Drawing on salary data from Glassdoor, analysts at New York-based Just Capital tested the degree to which typical pay for different retail sectors compares with Glasmeier’s norms.They found that between 71% and 96% of the time, depending on the sector, retail workers failed to earn a living wage on average. The examples below all assume a family of three, with one adult working full-time, another working part-time and a child to support. Given the number of single-parent households and those with larger numbers of children, these figures are likely quite conservative.
FAST-GROWING GOVERNMENT AID FILLS THE GAP . . .
Since 2000, the U.S. population has grown about 15%, but the number of people receiving food stamps (formally known as the Supplemental Nutrition Assistance Program) has climbed 157%. Medicaid enrollment has doubled.
STATES RAISE THE MINIMUM WAGE
While the federal minimum wage hasn’t budged from $7.25 an hour since 2009, many state-specified floors are significantly higher–and are slated to keep rising.
BUT LARGESSE IS IN DOUBT
In April, Agriculture secretary Sonny Perdue told senators he wants SNAP’s food stamps administered “more efficiently and effectively.” It’s anyone’s guess how Congress and the Trump administration will resolve health policy, but Medicaid cuts are an important part of many reform plans.
Retailers file patents so rarely that the U.S. Patent Office doesn’t publicly track them as a distinct industry. The big exception is Amazon, which has won nearly 5,000 patents since 1994. Its inventions range from organizing search-engine results to ensuring that warehouse robots don’t bump into human workers.
MEANWHILE, RETAIL PRODUCTIVITY HAS STALLED
Like much of the U.S. economy, retailing has faced dwindling growth in output per worker, i.e., productivity. One big exception: online retailing, where increased efficiency yields rich payoffs. Bad news for the brick-and-mortar retailers, where the problem is.
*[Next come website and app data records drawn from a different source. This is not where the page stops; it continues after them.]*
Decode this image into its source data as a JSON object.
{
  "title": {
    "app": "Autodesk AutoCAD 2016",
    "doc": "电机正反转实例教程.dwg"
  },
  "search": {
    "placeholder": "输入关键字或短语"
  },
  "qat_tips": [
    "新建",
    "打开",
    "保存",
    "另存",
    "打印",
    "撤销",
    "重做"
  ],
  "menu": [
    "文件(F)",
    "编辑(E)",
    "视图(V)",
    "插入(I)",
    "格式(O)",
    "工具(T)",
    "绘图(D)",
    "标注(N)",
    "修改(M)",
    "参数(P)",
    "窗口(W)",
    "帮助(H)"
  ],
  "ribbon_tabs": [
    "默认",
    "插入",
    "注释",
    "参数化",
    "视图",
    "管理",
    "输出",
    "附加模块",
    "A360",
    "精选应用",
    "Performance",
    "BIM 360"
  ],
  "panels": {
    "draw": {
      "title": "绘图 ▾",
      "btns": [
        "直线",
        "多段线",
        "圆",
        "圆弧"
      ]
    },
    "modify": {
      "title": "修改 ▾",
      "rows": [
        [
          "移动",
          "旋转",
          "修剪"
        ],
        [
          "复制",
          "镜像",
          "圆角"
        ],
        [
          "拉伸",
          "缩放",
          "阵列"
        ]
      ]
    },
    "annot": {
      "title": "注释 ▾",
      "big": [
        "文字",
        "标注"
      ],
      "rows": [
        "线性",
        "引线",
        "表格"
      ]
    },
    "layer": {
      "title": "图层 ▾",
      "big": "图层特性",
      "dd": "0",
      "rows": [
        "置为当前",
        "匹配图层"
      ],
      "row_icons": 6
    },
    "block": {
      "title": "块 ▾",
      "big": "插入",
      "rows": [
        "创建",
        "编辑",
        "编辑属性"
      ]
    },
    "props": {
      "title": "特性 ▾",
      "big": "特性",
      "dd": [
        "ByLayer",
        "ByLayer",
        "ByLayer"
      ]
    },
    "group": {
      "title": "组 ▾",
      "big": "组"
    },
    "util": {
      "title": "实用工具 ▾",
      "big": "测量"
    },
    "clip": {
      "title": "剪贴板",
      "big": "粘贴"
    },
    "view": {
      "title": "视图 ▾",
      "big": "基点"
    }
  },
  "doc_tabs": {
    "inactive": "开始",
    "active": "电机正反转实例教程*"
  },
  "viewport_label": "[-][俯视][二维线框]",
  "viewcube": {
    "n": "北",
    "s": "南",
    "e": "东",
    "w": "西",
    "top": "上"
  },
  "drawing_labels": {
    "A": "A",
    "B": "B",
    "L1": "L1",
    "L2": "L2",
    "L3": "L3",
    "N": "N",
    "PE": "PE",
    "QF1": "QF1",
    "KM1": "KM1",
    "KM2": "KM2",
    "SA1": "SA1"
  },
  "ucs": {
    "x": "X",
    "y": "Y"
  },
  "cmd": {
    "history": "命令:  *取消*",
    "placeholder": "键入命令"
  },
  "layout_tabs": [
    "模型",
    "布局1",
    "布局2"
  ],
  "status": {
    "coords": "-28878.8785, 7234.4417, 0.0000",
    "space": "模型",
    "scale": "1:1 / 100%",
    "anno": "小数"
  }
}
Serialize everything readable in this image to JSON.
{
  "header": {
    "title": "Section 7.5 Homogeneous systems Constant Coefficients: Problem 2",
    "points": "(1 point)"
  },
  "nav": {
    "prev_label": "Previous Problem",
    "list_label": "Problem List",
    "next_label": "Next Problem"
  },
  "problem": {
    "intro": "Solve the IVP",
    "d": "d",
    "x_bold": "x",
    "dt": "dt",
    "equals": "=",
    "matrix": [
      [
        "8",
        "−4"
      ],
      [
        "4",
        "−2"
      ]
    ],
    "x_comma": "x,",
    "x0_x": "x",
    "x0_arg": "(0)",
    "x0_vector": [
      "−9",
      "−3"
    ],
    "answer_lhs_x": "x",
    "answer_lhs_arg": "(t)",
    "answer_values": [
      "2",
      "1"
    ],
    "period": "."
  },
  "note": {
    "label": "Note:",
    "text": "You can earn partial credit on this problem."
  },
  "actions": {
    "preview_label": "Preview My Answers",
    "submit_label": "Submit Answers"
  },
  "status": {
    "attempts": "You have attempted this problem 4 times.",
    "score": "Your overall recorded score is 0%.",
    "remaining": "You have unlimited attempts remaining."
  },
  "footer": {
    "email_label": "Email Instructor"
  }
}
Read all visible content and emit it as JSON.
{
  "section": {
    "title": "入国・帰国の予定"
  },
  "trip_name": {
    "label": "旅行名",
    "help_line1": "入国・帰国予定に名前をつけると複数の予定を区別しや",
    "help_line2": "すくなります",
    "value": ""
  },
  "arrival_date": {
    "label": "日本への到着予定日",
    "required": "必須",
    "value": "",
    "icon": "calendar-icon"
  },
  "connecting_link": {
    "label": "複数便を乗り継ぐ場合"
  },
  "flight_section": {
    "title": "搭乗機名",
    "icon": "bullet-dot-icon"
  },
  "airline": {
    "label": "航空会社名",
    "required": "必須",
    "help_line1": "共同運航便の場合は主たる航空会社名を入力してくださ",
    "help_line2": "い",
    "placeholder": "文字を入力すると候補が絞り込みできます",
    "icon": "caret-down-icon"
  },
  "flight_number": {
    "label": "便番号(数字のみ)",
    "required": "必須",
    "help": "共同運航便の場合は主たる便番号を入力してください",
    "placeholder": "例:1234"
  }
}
PRIVATE EQUITY DEALS CREATE DEBT WORRIES . . .
PetSmart. Neiman Marcus. J. Crew. These retailers have gone private or recapitalized via private equity deals, taking on extra debt. When operations thrive, debt gets paid and investors win. But the current climate threatens to push retailers into a debt-driven death spiral.
LEADING TO A SURGE IN CHAPTER 11 AND CLOSINGS
At least 12 retailers have announced sizable store-closing plans since the start of 2017. As of May 5, 19 retailers have sought Chapter 11 bankruptcy protection from creditors this year, already surpassing the number of filings (18) for full-year 2016.